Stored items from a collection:
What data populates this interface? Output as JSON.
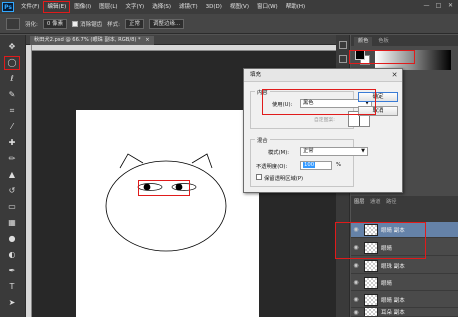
{
  "app": {
    "logo": "Ps"
  },
  "menubar": {
    "items": [
      "文件(F)",
      "编辑(E)",
      "图像(I)",
      "图层(L)",
      "文字(Y)",
      "选择(S)",
      "滤镜(T)",
      "3D(D)",
      "视图(V)",
      "窗口(W)",
      "帮助(H)"
    ],
    "active_index": 1,
    "window_controls": [
      "—",
      "□",
      "✕"
    ]
  },
  "options_bar": {
    "feather_label": "羽化:",
    "feather_value": "0 像素",
    "aa_label": "消除锯齿",
    "style_label": "样式:",
    "style_value": "正常",
    "refine_label": "调整边缘..."
  },
  "document": {
    "tab_title": "秋田犬2.psd @ 66.7% (眼珠 副本, RGB/8) *",
    "tab_close": "×"
  },
  "panels": {
    "color_tabs": [
      "颜色",
      "色板"
    ],
    "layers_tabs": [
      "图层",
      "通道",
      "路径"
    ],
    "layers": [
      {
        "name": "眼睛 副本",
        "selected": true
      },
      {
        "name": "眼睛",
        "selected": false
      },
      {
        "name": "眼珠 副本",
        "selected": false
      },
      {
        "name": "眼睛",
        "selected": false
      },
      {
        "name": "眼睛 副本",
        "selected": false
      },
      {
        "name": "耳朵 副本",
        "selected": false
      }
    ]
  },
  "dialog": {
    "title": "填充",
    "close": "✕",
    "content_group": "内容",
    "use_label": "使用(U):",
    "use_value": "黑色",
    "custom_pattern": "自定图案:",
    "blend_group": "混合",
    "mode_label": "模式(M):",
    "mode_value": "正常",
    "opacity_label": "不透明度(O):",
    "opacity_value": "100",
    "opacity_unit": "%",
    "preserve_label": "保留透明区域(P)",
    "ok_label": "确定",
    "cancel_label": "取消"
  },
  "colors": {
    "highlight": "#e01b1b",
    "layer_selected": "#6582a8"
  }
}
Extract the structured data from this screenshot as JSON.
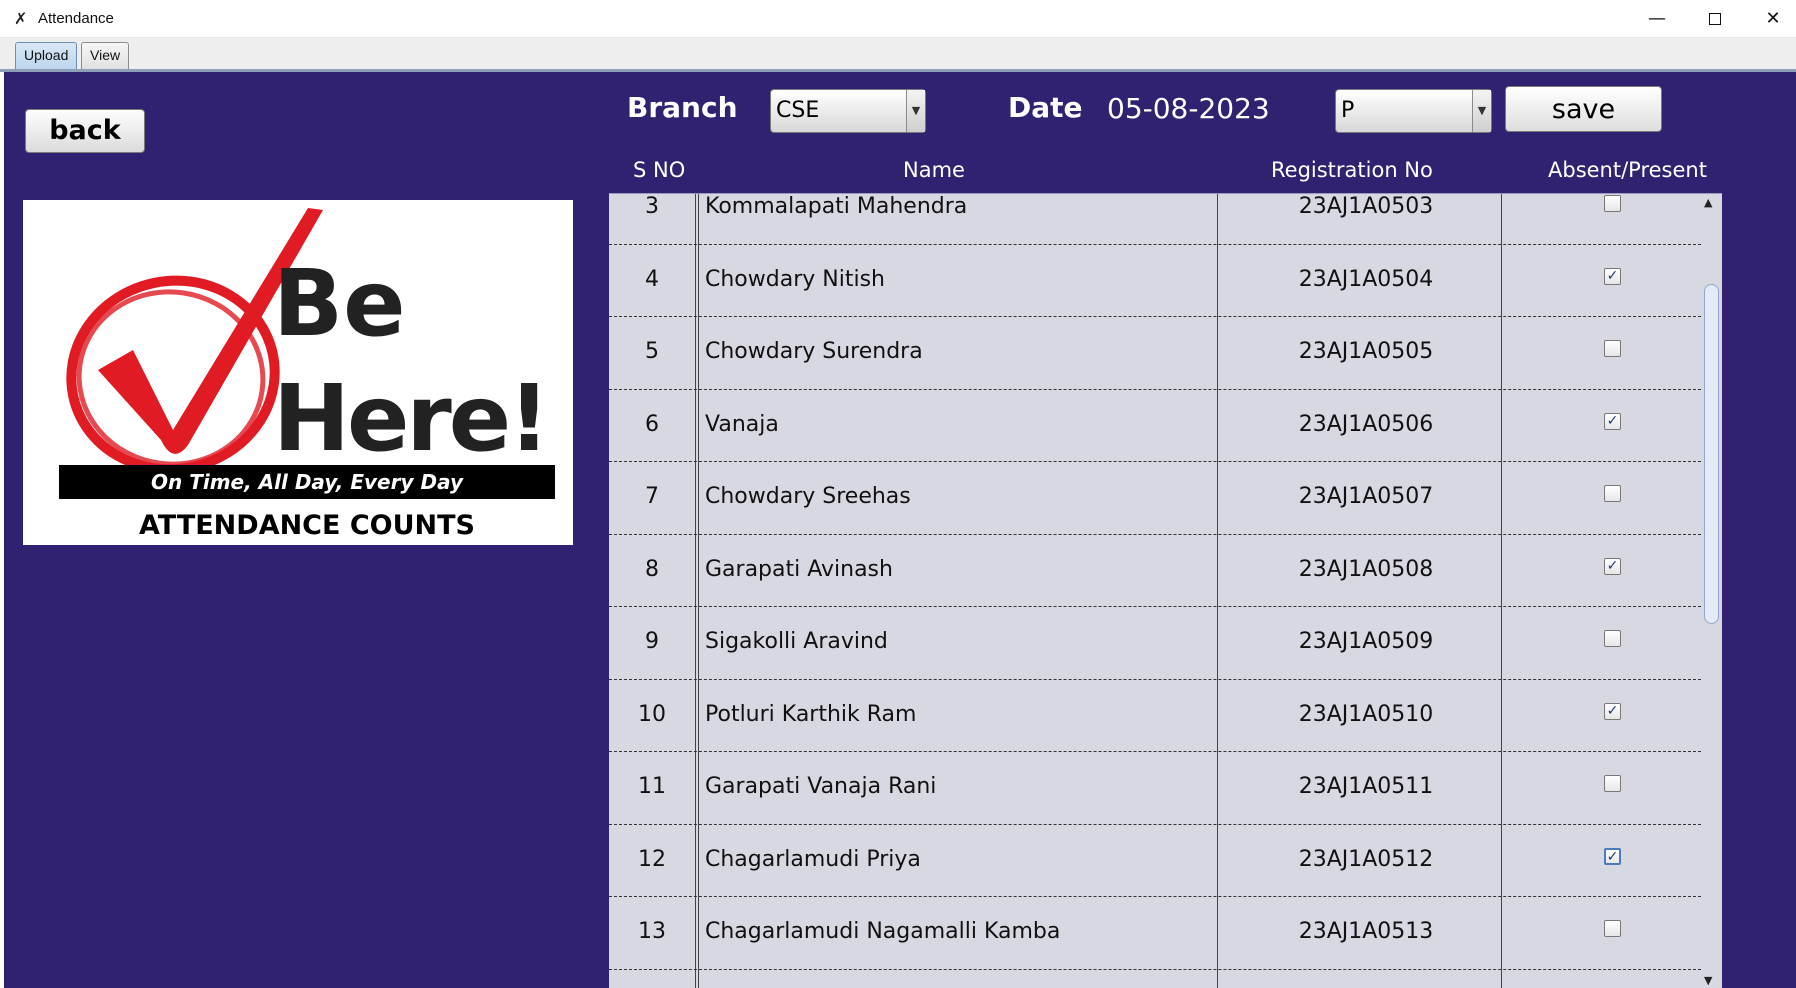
{
  "window": {
    "title": "Attendance",
    "app_icon": "✗",
    "minimize": "—",
    "close": "✕"
  },
  "tabs": [
    {
      "label": "Upload",
      "selected": true
    },
    {
      "label": "View",
      "selected": false
    }
  ],
  "toolbar": {
    "back_label": "back",
    "branch_label": "Branch",
    "branch_value": "CSE",
    "date_label": "Date",
    "date_value": "05-08-2023",
    "status_value": "P",
    "save_label": "save",
    "dropdown_arrow": "▼"
  },
  "logo": {
    "line1": "Be",
    "line2": "Here!",
    "tagline": "On Time, All Day, Every Day",
    "caption": "ATTENDANCE COUNTS"
  },
  "table": {
    "headers": {
      "sno": "S NO",
      "name": "Name",
      "reg": "Registration No",
      "status": "Absent/Present"
    },
    "rows": [
      {
        "sno": "3",
        "name": "Kommalapati Mahendra",
        "reg": "23AJ1A0503",
        "present": false
      },
      {
        "sno": "4",
        "name": "Chowdary Nitish",
        "reg": "23AJ1A0504",
        "present": true
      },
      {
        "sno": "5",
        "name": "Chowdary Surendra",
        "reg": "23AJ1A0505",
        "present": false
      },
      {
        "sno": "6",
        "name": "Vanaja",
        "reg": "23AJ1A0506",
        "present": true
      },
      {
        "sno": "7",
        "name": "Chowdary Sreehas",
        "reg": "23AJ1A0507",
        "present": false
      },
      {
        "sno": "8",
        "name": "Garapati  Avinash",
        "reg": "23AJ1A0508",
        "present": true
      },
      {
        "sno": "9",
        "name": "Sigakolli Aravind",
        "reg": "23AJ1A0509",
        "present": false
      },
      {
        "sno": "10",
        "name": "Potluri Karthik Ram",
        "reg": "23AJ1A0510",
        "present": true
      },
      {
        "sno": "11",
        "name": "Garapati Vanaja Rani",
        "reg": "23AJ1A0511",
        "present": false
      },
      {
        "sno": "12",
        "name": "Chagarlamudi Priya",
        "reg": "23AJ1A0512",
        "present": true
      },
      {
        "sno": "13",
        "name": "Chagarlamudi Nagamalli Kamba",
        "reg": "23AJ1A0513",
        "present": false
      }
    ],
    "checkmark": "✓",
    "scroll_up": "▲",
    "scroll_down": "▼"
  }
}
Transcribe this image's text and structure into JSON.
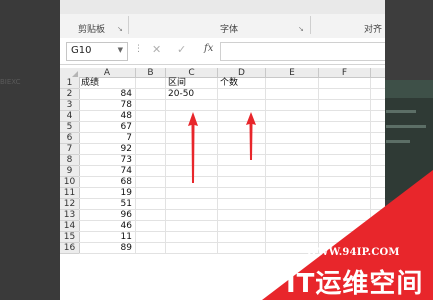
{
  "background": {
    "partial_text": "BIEXC"
  },
  "ribbon": {
    "clipboard_label": "剪贴板",
    "font_label": "字体",
    "align_label": "对齐"
  },
  "formula_bar": {
    "name_box": "G10",
    "fx_label": "fx",
    "formula_value": ""
  },
  "sheet": {
    "columns": [
      "A",
      "B",
      "C",
      "D",
      "E",
      "F"
    ],
    "rows": [
      {
        "n": "1",
        "a": "成绩",
        "c": "区间",
        "d": "个数"
      },
      {
        "n": "2",
        "a": "84",
        "c": "20-50",
        "d": ""
      },
      {
        "n": "3",
        "a": "78",
        "c": "",
        "d": ""
      },
      {
        "n": "4",
        "a": "48",
        "c": "",
        "d": ""
      },
      {
        "n": "5",
        "a": "67",
        "c": "",
        "d": ""
      },
      {
        "n": "6",
        "a": "7",
        "c": "",
        "d": ""
      },
      {
        "n": "7",
        "a": "92",
        "c": "",
        "d": ""
      },
      {
        "n": "8",
        "a": "73",
        "c": "",
        "d": ""
      },
      {
        "n": "9",
        "a": "74",
        "c": "",
        "d": ""
      },
      {
        "n": "10",
        "a": "68",
        "c": "",
        "d": ""
      },
      {
        "n": "11",
        "a": "19",
        "c": "",
        "d": ""
      },
      {
        "n": "12",
        "a": "51",
        "c": "",
        "d": ""
      },
      {
        "n": "13",
        "a": "96",
        "c": "",
        "d": ""
      },
      {
        "n": "14",
        "a": "46",
        "c": "",
        "d": ""
      },
      {
        "n": "15",
        "a": "11",
        "c": "",
        "d": ""
      },
      {
        "n": "16",
        "a": "89",
        "c": "",
        "d": ""
      }
    ]
  },
  "watermark": {
    "url": "WWW.94IP.COM",
    "brand": "IT运维空间"
  },
  "colors": {
    "arrow": "#e8262b",
    "watermark_red": "#e8262b",
    "grid_line": "#e2e2e2"
  }
}
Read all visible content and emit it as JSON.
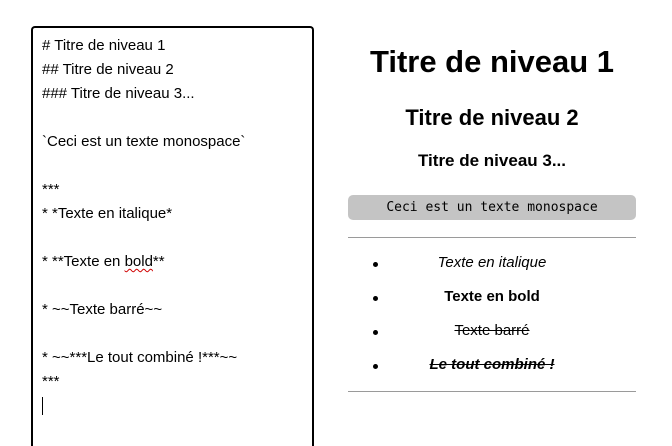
{
  "editor": {
    "lines": [
      "# Titre de niveau 1",
      "## Titre de niveau 2",
      "### Titre de niveau 3...",
      "",
      "`Ceci est un texte monospace`",
      "",
      "***",
      "* *Texte en italique*",
      "",
      "* **Texte en bold**",
      "",
      "* ~~Texte barré~~",
      "",
      "* ~~***Le tout combiné !***~~",
      "***"
    ],
    "line9_prefix": "* **Texte en ",
    "line9_misspelled": "bold",
    "line9_suffix": "**"
  },
  "preview": {
    "h1": "Titre de niveau 1",
    "h2": "Titre de niveau 2",
    "h3": "Titre de niveau 3...",
    "code": "Ceci est un texte monospace",
    "list": [
      "Texte en italique",
      "Texte en bold",
      "Texte barré",
      "Le tout combiné !"
    ]
  },
  "colors": {
    "code_background": "#c4c4c4",
    "rule": "#9a9a9a",
    "spellcheck_underline": "#d00000"
  }
}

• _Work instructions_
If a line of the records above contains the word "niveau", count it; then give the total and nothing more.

• _Solution for this exercise_
6